*** Extracted data ***
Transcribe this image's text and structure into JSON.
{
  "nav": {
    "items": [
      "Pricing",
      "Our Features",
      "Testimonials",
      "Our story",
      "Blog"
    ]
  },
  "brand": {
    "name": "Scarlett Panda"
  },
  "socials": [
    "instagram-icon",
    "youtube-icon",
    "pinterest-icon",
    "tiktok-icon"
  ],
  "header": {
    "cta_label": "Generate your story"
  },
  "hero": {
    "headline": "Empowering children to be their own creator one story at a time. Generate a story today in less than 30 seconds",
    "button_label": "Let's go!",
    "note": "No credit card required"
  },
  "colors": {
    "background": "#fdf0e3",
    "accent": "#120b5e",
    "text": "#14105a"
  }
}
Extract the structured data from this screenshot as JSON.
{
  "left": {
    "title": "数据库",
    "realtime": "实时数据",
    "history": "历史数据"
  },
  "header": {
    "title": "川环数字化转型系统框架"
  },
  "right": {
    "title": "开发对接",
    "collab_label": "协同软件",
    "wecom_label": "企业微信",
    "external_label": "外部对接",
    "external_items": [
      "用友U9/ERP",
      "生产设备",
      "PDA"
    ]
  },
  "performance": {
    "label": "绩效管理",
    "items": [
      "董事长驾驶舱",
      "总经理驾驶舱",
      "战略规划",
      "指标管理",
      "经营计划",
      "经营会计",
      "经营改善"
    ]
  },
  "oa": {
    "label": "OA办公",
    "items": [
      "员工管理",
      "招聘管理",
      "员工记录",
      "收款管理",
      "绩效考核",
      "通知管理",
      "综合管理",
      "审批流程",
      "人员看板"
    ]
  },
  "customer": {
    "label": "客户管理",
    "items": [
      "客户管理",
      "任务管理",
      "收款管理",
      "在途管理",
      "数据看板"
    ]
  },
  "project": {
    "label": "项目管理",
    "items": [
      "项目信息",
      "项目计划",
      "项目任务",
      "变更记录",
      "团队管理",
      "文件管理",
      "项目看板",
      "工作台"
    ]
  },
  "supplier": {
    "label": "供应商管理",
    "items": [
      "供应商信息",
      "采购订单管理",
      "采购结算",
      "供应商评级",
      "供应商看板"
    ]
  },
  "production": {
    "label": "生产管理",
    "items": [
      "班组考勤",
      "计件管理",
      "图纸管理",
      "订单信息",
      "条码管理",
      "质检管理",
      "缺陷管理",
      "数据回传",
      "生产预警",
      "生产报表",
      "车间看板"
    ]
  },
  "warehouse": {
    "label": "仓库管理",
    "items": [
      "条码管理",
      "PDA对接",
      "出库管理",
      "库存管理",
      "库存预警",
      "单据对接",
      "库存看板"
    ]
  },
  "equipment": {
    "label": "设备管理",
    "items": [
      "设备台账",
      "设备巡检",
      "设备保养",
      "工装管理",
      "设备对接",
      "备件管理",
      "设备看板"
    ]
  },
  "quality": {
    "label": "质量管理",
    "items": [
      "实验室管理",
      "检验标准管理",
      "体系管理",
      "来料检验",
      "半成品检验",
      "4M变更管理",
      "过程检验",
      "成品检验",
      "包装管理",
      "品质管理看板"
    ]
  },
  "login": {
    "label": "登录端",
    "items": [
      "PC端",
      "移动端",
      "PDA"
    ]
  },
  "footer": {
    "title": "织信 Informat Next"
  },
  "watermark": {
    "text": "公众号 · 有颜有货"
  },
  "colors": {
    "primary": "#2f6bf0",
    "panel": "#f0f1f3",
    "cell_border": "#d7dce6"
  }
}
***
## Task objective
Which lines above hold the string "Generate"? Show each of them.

## Task answer
    "cta_label": "Generate your story"
    "headline": "Empowering children to be their own creator one story at a time. Generate a story today in less than 30 seconds",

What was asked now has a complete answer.